A legend of country music — and of Houston history — will play Stampede (11925 Eastex Freeway) tomorrow night. Mickey Gilley, now 83, whose eponymous Pasadena area mega-honkytonk was the backdrop of Urban Cowboy and at the center of the global blue-jeans-and-mechanical-bull phenom of the 1980s, isn’t letting a few extra years slow him down; the July 19 show with Johnny Lee of “Looking for Love” fame is one of more than 40 tour dates in 2019. “I have no problem traveling,” he says, sharing his secret for comfortable cruising all over the country. “I’ve got a 45-foot coach with DirecTV, and I just lay back there in my bunk watching TV.”
Still a Pasadena resident, Gilley spoke with CityBook Digital about his extraordinary career — which includes 39 top-ten country hits, 17 of which are number-ones such as “Don’t the Girls All Get Prettier at Closing Time” and his cover of Ben E. King’s “Stand by Me.”
The blues-tinged crooner and ivory tickler first came to the Houston area in the early ’50s, to work for his then father-in-law in construction. It was only a few years later when one of his cousins — eventual Rock and Roll Hall of Famer Jerry Lee Lewis, with whom he grew up “banging at the piano” in the tiny town of Ferriday, La. — hit big with “Whole Lotta Shakin’ Goin’ On.” “I was making $1.25 an hour, and he comes in flashing all that money in his hands,” Gilley says, “and I started thinking, ‘Gee, if there’s that much money in the music industry, I’m in the wrong business.’” Gilley and Lewis grew up with yet another future celeb in Ferriday, the reverend Jimmy Swaggart, also a cousin and an accomplished musician and best-selling gospel artist.
Lewis’ breakthrough inspired Gilley. “That’s when I threw my hat in the ring,” he says. “I made my first recording in 1957, and it did absolutely nothing.” He quickly adds, however, that more than 50 years later, rights to that first single — it was called “Ooh Wee Baby,” and is not to be confused with Frankie Ford’s “Sea Cruise” and its famous “ooh wee baby” refrain — were snatched up by the Yoplait people, who used it in a TV spot in Ireland. “They paid me $55,000!” Gilley now plays the commercial, which features yogurt-loving children jumping on a bed, in his shows.
Nearly two decades after that initial “Ooh Wee Baby” debacle, Gilley’s career finally took off — and did it ever — after his “Room Full of Roses” hit the top of the country charts in 1968. Besides becoming quite familiar making the Top Ten, Gilley would go on to win the Academy of Country Music’s highest honor, “Entertainer of the Year,” in 1976, and later become one of the top draws in Branson, Mo., for a good 20 years.
But for Houstonians, his greatest hit may have been running a honkytonk.

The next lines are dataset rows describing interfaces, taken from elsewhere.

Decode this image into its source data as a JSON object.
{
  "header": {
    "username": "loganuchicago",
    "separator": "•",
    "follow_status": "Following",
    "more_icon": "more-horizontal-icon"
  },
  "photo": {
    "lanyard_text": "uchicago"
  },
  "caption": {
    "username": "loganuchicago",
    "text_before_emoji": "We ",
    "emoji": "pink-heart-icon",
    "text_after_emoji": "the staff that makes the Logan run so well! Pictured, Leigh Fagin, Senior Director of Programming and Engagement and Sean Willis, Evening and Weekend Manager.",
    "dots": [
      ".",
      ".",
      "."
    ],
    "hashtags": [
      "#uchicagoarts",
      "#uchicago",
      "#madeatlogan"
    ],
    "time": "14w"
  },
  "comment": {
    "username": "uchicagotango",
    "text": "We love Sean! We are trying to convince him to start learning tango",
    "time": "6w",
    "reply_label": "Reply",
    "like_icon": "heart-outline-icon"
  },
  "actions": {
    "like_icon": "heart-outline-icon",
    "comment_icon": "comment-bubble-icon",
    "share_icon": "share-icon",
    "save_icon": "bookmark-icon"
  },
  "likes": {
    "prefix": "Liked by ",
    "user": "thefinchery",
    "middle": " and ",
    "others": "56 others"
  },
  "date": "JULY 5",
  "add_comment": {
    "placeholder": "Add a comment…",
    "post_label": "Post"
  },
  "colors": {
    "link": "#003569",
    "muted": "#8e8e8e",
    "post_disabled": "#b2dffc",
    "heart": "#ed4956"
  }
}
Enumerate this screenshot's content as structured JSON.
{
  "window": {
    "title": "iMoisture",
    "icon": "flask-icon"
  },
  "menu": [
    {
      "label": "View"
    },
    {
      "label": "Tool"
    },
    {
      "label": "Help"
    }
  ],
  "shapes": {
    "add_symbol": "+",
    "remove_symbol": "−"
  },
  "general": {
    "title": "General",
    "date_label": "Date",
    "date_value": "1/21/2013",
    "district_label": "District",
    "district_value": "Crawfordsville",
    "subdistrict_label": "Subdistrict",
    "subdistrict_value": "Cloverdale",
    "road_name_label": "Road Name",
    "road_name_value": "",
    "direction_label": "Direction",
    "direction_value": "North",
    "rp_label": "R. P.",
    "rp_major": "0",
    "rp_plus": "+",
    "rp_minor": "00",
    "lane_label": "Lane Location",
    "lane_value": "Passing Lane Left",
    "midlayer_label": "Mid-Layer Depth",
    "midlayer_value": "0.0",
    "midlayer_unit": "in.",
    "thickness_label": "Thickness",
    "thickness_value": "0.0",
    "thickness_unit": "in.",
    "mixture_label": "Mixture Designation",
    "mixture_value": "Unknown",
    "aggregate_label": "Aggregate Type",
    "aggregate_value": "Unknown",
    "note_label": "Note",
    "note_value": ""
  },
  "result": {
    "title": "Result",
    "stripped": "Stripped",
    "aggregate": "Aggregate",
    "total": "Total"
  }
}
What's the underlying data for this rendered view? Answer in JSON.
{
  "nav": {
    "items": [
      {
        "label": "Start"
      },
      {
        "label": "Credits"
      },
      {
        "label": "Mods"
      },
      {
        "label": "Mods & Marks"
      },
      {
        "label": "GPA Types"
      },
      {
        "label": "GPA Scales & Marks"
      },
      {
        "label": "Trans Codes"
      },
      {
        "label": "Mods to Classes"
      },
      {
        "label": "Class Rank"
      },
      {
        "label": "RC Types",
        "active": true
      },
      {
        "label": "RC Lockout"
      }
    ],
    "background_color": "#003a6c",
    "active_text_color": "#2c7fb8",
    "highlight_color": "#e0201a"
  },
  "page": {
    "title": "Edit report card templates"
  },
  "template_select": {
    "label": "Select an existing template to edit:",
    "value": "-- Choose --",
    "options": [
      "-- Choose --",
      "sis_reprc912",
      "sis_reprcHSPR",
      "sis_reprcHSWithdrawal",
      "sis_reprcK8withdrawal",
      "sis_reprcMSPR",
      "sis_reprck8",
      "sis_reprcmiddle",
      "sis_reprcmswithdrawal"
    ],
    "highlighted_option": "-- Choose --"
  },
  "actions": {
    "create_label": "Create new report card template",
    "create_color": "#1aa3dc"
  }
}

“I was very fortunate with the fact that my business partner installed a mechanical bull in Gilley’s,” he laughs, referencing the club he opened in 1971, and which became world-famous thanks to the 1980 John Travolta movie and the beer-drinking, boot-scooting gestalt it spawned. Ironically, Gilley hated the 1978 Esquire article by Aaron Latham, “The Ballad of the Urban Cowboy,” that inspired the film, because he felt it “put down” country music.
Gilley almost told Latham off, but a business partner cautioned him against it. “He said, ‘Don’t say anything bad about that article, because we might get a movie out of it, and they’re looking at John Travolta to play the part,’” Gilley recalls. “When he said John Travolta, something snapped. He was just coming off Saturday Night Fever. I said we’re going to have Country Night Fever.”
Oh, and about that bull: Gilley thought installing a “rodeo training device” in a bar was a mistake at first but is happy enough that it “caught on.” He regrets not expanding the Gilley’s brand internationally at the time, although spin-offs still operate in Las Vegas, Dallas and two locations in Oklahoma. The O.G. shuttered in 1989 and was gutted in a fire the following year; the Pasadena Independent School District now owns the land.
Asked what he hopes his legacy will be when the time comes, Gilley is the consummate performer, prioritizing giving his audience their money’s worth above all. “I hope the people that have followed my career will say that I give everything I’ve got to make the music sound as close to my recordings as I possibly can,” he says. “I hope they’ll say that when I walk out on stage, I give 100 percent.”